(Component data from apps and pages)
..........

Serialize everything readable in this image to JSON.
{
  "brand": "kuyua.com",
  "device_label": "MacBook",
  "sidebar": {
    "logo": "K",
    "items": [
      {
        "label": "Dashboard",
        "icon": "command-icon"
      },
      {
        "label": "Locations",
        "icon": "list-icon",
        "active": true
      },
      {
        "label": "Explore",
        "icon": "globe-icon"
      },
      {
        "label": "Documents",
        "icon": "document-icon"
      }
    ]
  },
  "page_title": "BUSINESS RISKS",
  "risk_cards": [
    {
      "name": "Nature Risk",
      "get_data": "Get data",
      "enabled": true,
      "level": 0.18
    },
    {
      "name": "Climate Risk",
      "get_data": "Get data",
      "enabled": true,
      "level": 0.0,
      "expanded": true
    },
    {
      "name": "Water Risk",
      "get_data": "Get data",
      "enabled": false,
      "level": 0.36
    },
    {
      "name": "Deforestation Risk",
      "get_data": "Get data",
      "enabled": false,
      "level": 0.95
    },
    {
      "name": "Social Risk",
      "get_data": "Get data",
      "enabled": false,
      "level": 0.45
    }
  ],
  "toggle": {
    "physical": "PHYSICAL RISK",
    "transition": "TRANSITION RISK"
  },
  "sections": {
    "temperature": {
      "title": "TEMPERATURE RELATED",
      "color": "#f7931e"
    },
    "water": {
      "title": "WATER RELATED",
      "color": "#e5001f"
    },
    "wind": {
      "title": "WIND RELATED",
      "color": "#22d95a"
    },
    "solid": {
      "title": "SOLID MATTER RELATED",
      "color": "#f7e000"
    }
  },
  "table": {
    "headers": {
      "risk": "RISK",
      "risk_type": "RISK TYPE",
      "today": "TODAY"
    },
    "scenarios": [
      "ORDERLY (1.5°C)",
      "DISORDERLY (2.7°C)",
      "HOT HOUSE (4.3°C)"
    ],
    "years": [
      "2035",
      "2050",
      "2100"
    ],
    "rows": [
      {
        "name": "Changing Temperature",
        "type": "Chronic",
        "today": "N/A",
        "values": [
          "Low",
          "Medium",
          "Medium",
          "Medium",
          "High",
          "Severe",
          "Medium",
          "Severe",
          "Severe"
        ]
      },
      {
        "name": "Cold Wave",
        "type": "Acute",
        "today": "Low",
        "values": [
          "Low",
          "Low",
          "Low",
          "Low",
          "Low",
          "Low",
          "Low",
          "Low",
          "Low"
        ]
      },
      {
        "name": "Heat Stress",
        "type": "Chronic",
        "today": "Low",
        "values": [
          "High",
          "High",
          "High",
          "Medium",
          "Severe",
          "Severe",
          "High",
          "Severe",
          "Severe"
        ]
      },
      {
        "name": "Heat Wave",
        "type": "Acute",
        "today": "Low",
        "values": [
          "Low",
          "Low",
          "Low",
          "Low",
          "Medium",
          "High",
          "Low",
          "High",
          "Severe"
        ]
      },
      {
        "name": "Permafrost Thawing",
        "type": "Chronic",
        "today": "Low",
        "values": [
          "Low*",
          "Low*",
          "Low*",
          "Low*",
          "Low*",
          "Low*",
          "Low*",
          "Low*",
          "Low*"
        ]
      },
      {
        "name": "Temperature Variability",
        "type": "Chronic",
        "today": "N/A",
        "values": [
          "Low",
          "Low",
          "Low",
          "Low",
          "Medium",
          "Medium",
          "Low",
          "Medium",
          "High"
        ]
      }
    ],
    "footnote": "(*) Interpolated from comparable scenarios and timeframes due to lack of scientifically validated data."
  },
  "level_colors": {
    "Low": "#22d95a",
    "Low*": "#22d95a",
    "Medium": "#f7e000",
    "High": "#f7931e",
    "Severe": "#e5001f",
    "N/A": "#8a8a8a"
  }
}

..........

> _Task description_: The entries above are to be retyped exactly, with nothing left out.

> _Written response_:
Serialize everything readable in this image to JSON.
{
  "brand": "kuyua.com",
  "device_label": "MacBook",
  "sidebar": {
    "logo": "K",
    "items": [
      {
        "label": "Dashboard",
        "icon": "command-icon"
      },
      {
        "label": "Locations",
        "icon": "list-icon",
        "active": true
      },
      {
        "label": "Explore",
        "icon": "globe-icon"
      },
      {
        "label": "Documents",
        "icon": "document-icon"
      }
    ]
  },
  "page_title": "BUSINESS RISKS",
  "risk_cards": [
    {
      "name": "Nature Risk",
      "get_data": "Get data",
      "enabled": true,
      "level": 0.18
    },
    {
      "name": "Climate Risk",
      "get_data": "Get data",
      "enabled": true,
      "level": 0.0,
      "expanded": true
    },
    {
      "name": "Water Risk",
      "get_data": "Get data",
      "enabled": false,
      "level": 0.36
    },
    {
      "name": "Deforestation Risk",
      "get_data": "Get data",
      "enabled": false,
      "level": 0.95
    },
    {
      "name": "Social Risk",
      "get_data": "Get data",
      "enabled": false,
      "level": 0.45
    }
  ],
  "toggle": {
    "physical": "PHYSICAL RISK",
    "transition": "TRANSITION RISK"
  },
  "sections": {
    "temperature": {
      "title": "TEMPERATURE RELATED",
      "color": "#f7931e"
    },
    "water": {
      "title": "WATER RELATED",
      "color": "#e5001f"
    },
    "wind": {
      "title": "WIND RELATED",
      "color": "#22d95a"
    },
    "solid": {
      "title": "SOLID MATTER RELATED",
      "color": "#f7e000"
    }
  },
  "table": {
    "headers": {
      "risk": "RISK",
      "risk_type": "RISK TYPE",
      "today": "TODAY"
    },
    "scenarios": [
      "ORDERLY (1.5°C)",
      "DISORDERLY (2.7°C)",
      "HOT HOUSE (4.3°C)"
    ],
    "years": [
      "2035",
      "2050",
      "2100"
    ],
    "rows": [
      {
        "name": "Changing Temperature",
        "type": "Chronic",
        "today": "N/A",
        "values": [
          "Low",
          "Medium",
          "Medium",
          "Medium",
          "High",
          "Severe",
          "Medium",
          "Severe",
          "Severe"
        ]
      },
      {
        "name": "Cold Wave",
        "type": "Acute",
        "today": "Low",
        "values": [
          "Low",
          "Low",
          "Low",
          "Low",
          "Low",
          "Low",
          "Low",
          "Low",
          "Low"
        ]
      },
      {
        "name": "Heat Stress",
        "type": "Chronic",
        "today": "Low",
        "values": [
          "High",
          "High",
          "High",
          "Medium",
          "Severe",
          "Severe",
          "High",
          "Severe",
          "Severe"
        ]
      },
      {
        "name": "Heat Wave",
        "type": "Acute",
        "today": "Low",
        "values": [
          "Low",
          "Low",
          "Low",
          "Low",
          "Medium",
          "High",
          "Low",
          "High",
          "Severe"
        ]
      },
      {
        "name": "Permafrost Thawing",
        "type": "Chronic",
        "today": "Low",
        "values": [
          "Low*",
          "Low*",
          "Low*",
          "Low*",
          "Low*",
          "Low*",
          "Low*",
          "Low*",
          "Low*"
        ]
      },
      {
        "name": "Temperature Variability",
        "type": "Chronic",
        "today": "N/A",
        "values": [
          "Low",
          "Low",
          "Low",
          "Low",
          "Medium",
          "Medium",
          "Low",
          "Medium",
          "High"
        ]
      }
    ],
    "footnote": "(*) Interpolated from comparable scenarios and timeframes due to lack of scientifically validated data."
  },
  "level_colors": {
    "Low": "#22d95a",
    "Low*": "#22d95a",
    "Medium": "#f7e000",
    "High": "#f7931e",
    "Severe": "#e5001f",
    "N/A": "#8a8a8a"
  }
}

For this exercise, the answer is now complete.